Flu vaccination is off to a slow start for children and pregnant women this fall, according to new data from the Centers for Disease Control and Prevention (CDC).
About 22% of children have been vaccinated this season compared to 28% at the same time last year. Likewise, about 23% of pregnant women have been vaccinated, down from 38%.
The AAP and CDC have stressed the importance of everyone 6 months and older getting vaccinated.
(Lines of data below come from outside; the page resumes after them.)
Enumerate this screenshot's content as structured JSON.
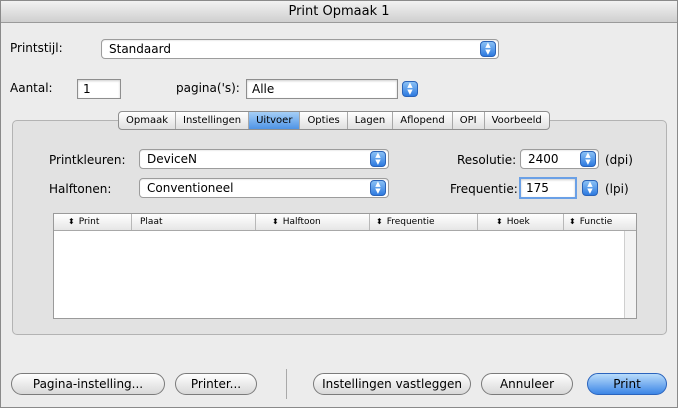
{
  "window": {
    "title": "Print Opmaak 1"
  },
  "printstijl": {
    "label": "Printstijl:",
    "value": "Standaard"
  },
  "aantal": {
    "label": "Aantal:",
    "value": "1"
  },
  "paginas": {
    "label": "pagina('s):",
    "value": "Alle"
  },
  "tabs": [
    "Opmaak",
    "Instellingen",
    "Uitvoer",
    "Opties",
    "Lagen",
    "Aflopend",
    "OPI",
    "Voorbeeld"
  ],
  "active_tab": "Uitvoer",
  "printkleuren": {
    "label": "Printkleuren:",
    "value": "DeviceN"
  },
  "halftonen": {
    "label": "Halftonen:",
    "value": "Conventioneel"
  },
  "resolutie": {
    "label": "Resolutie:",
    "value": "2400",
    "unit": "(dpi)"
  },
  "frequentie": {
    "label": "Frequentie:",
    "value": "175",
    "unit": "(lpi)"
  },
  "table": {
    "columns": [
      "Print",
      "Plaat",
      "Halftoon",
      "Frequentie",
      "Hoek",
      "Functie"
    ],
    "rows": []
  },
  "buttons": {
    "page_setup": "Pagina-instelling...",
    "printer": "Printer...",
    "capture_settings": "Instellingen vastleggen",
    "cancel": "Annuleer",
    "print": "Print"
  }
}
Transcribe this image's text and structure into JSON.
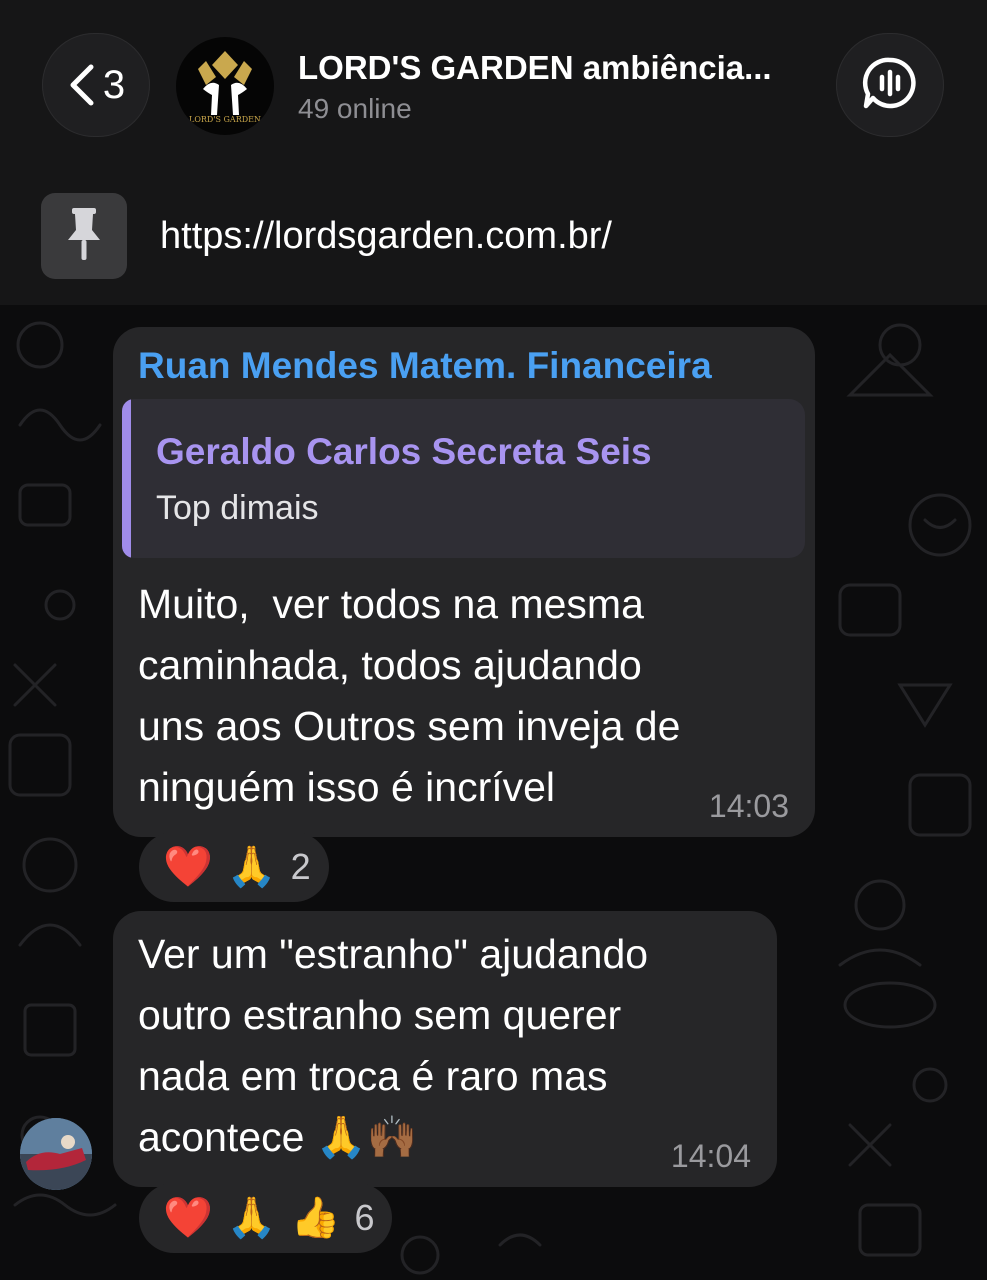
{
  "header": {
    "back_count": "3",
    "title": "LORD'S GARDEN ambiência...",
    "subtitle": "49 online",
    "avatar_logo_text": "LORD'S GARDEN"
  },
  "pinned": {
    "text": "https://lordsgarden.com.br/"
  },
  "messages": [
    {
      "sender": "Ruan Mendes Matem. Financeira",
      "reply": {
        "name": "Geraldo Carlos Secreta Seis",
        "text": "Top dimais"
      },
      "text": "Muito,  ver todos na mesma\ncaminhada, todos ajudando\nuns aos Outros sem inveja de\nninguém isso é incrível",
      "time": "14:03",
      "reactions": {
        "emojis": [
          "❤️",
          "🙏"
        ],
        "count": "2"
      }
    },
    {
      "text": "Ver um \"estranho\" ajudando\noutro estranho sem querer\nnada em troca é raro mas\nacontece 🙏🙌🏾",
      "time": "14:04",
      "reactions": {
        "emojis": [
          "❤️",
          "🙏",
          "👍"
        ],
        "count": "6"
      }
    }
  ],
  "icons": {
    "back": "chevron-left-icon",
    "voice_chat": "voice-chat-icon",
    "pin": "pin-icon"
  },
  "colors": {
    "sender_name": "#4aa0f2",
    "reply_name": "#a894f0",
    "bubble": "#262628"
  }
}
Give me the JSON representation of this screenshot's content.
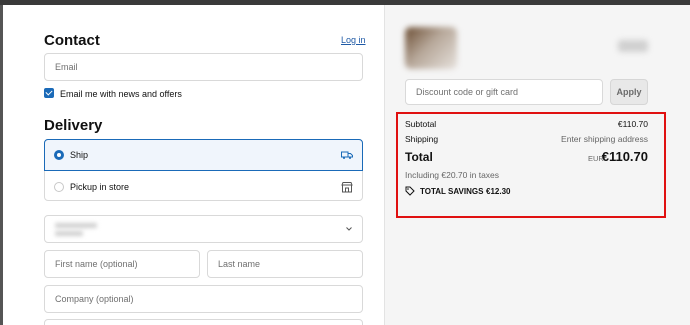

Flu vaccines can be co-administered with COVID-19 vaccines for people ages 12 years and older.
The CDC attributed the declines to vaccine fatigue, low levels of flu last season, confusion about the need for the vaccine and people making fewer trips to vaccine providers due to the pandemic.
The findings are concerning as flu vaccine coverage for children already was down last season when about 59% got a flu vaccine compared to 64% in 2019-’20, according to a recent CDC report.
That drop in vaccination came on the heels of a record-breaking 2019-’20 flu season in which 199 children died, 80% of whom were unvaccinated. About 20,000 children are hospitalized from flu each year, according to the CDC.
There was little flu activity in the 2020-’21 flu season, likely due to COVID-19 precautions like masking, social distancing and staying home, CDC Director Rochelle P. Walensky, M.D., M.P.H., said earlier this month. But as people start to relax those precautions, flu could start to spread again. The CDC already has seen an increase in other respiratory illnesses like respiratory syncytial virus, and Dr. Walensky said little disease last year means lower population immunity for this season.